Why do you have sex?
If you set aside what seems obvious - duh, of course we have sex, reproduction and love and pleasure, come on, what else would we do - what do you find behind all that? Stop to think about it. Why have sex?
I'll present you with a quote: "when I tell someone [...] I like to get punched and flogged and thrown around like a ragdoll and kicked in the crotch, the first and most obvious question is "why? what's in that for you?" But when I tell them I like to have a penis in my vagina, nobody thinks to ask."
The preceding quote is from this interesting article that proposed the question I presented at the beginning of this text, but I found the comment section, where the readers actually answered that question plentifully, to be ever more fascinating. The answers ranged from many different kinds of escapism to reveling in the sense of power; from spiritually connecting with your partner to the simplifying phrase "it's just sex". Someone presented the idea of the luxury of sex due to its unproductive and indulgent nature; quite a few stated that having sex makes them feel beautiful and desirable, thus doing wonders to their self-esteem and validating their worth as spouses and mates.
However diverse, I did find these reasons (or excuses, if you may) to have one trait in common: the desire to be present. To realize right now where you are, who you're with and what's going on, and to experience it with all your senses; to forget the rambling of your mind for just this moment. To stop and just be.
Do you need sex to do that?
Of course sex is a good way to do that: it works for most people, it's somewhat easy, a well-known and widely accepted technique to reboot one's mind and body. Plus it produces babies. What I'm saying is that it's not the only way to achieve that state of being, and that it might be one of messiest. Sex in its common form is highly overrated.

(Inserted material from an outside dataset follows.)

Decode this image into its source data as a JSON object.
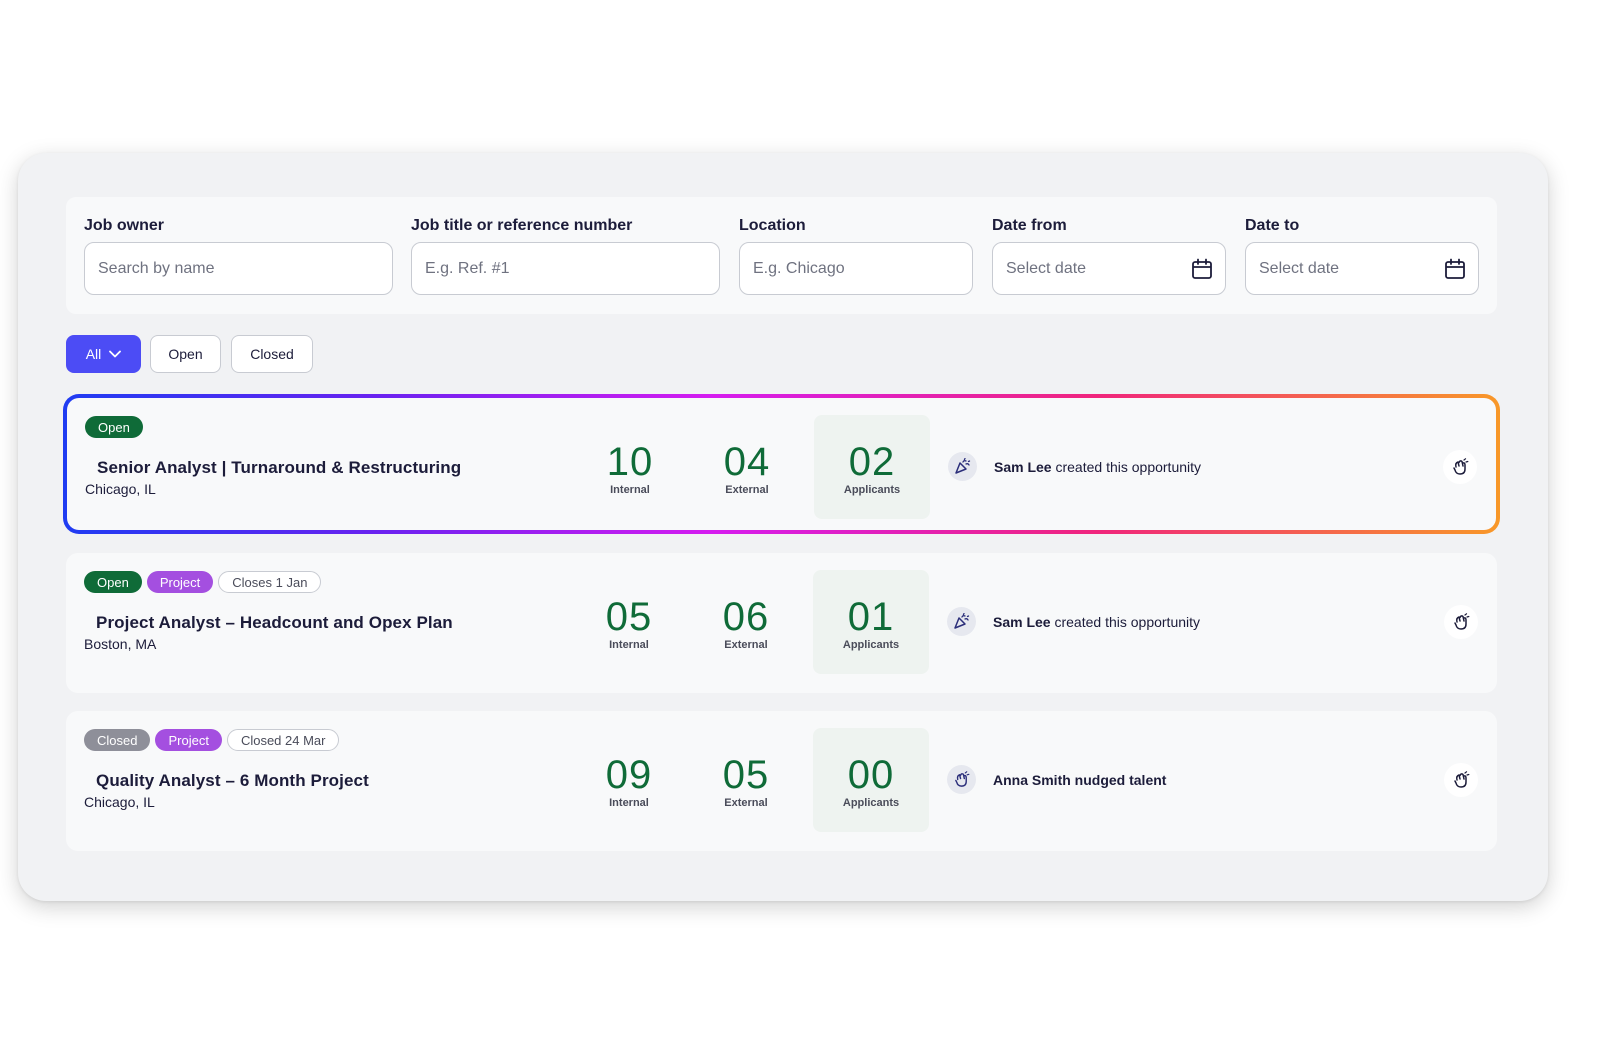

I have been challenging myself for some time now to be present within my physical being (my body) and within the physical reality surrounding me (the world) all the time; not thinking ahead, not dwelling in the past, focusing on what's here and now. Yes, that means every moment after moment after moment: from taking each and every step from your bed to the sink every morning and all the steps and movements and thoughts and glances that follow. I haven't succeeded in being present in every moment, blimey, not even half of them, but with constant practice I keep getting better and better. And let me tell you: that's what makes every moment worth living.
When you're actually present (realizing who you are, who you're with, where you are and why you are; void of all expectations, roles and other inventions created by mind and fear), you don't have to suffer through life and wait for the opportunity of sex to make you feel alive. One can feel fully alive in every moment. And that's when the reasons for having sex change as well, as they have for me.
What I did to begin this process was stopping. I stopped myself from escaping each moment, running to the next before the first one had begun. I was running out of fear, as we all are, and it was painful, as I had let things go too far. I stopped to realize each moment would be what I make of it; the "magic" of each individual chunk of time or heartbeat.
After that I learned to breathe. It was very subtle, at first: I have been trained in breathing for years due to singing and stage performing, so I knew the basics, but it was my own interest in meditation that took me deeper. I learned to control it, to use it. Learning to breathe was to discover I had power over my body. My will was a force greater than flesh.
But even after that it took me a while to realize breathing, too, was not something "special". I had not learned myself a superpower, but a basic. I had only learned the foundation for laying the first stones. Yet what I had reached was still huge: it may have been a basic, but there ain't too many basics, after all.
Stopping and breathing are the first keys to being present. Most people do both quite automatically while having sex - the trick here is to realize they are the pieces that construct the experience in the first place. Thus one aspect of that sexual ecstasy can be achieved even without that which is left after you remove stopping and breathing - intimacy. If you strip sex down to its most essential basics, it's about being present in your physical state (through all your senses) with someone else (or many of them) and enjoying it in a sexual manner. For some people sex may be nothing but stimulation, but that would mean simply masturbating would suffice. Thus the other essentials are also required to call it 'sex'. (Not to say one can't have sex with oneself and have a blast!)
Thus, if one of the essentials of sex - being present - can be detached from intimacy to serve the same purpose sex often has, wouldn't it be worth a try? A surprisingly large amount of frustration might vanish among singles and couples alike. The norms of society enforce the impression that everything is about sex, always, even in freaking pizza commercials, when it really is not. Sex may be fun, but it's just the cherry on top of the multi-layered cake with super-awesome icing and sprinkles and what not. Explore that cake! Explore life. So far I have not been disappointed.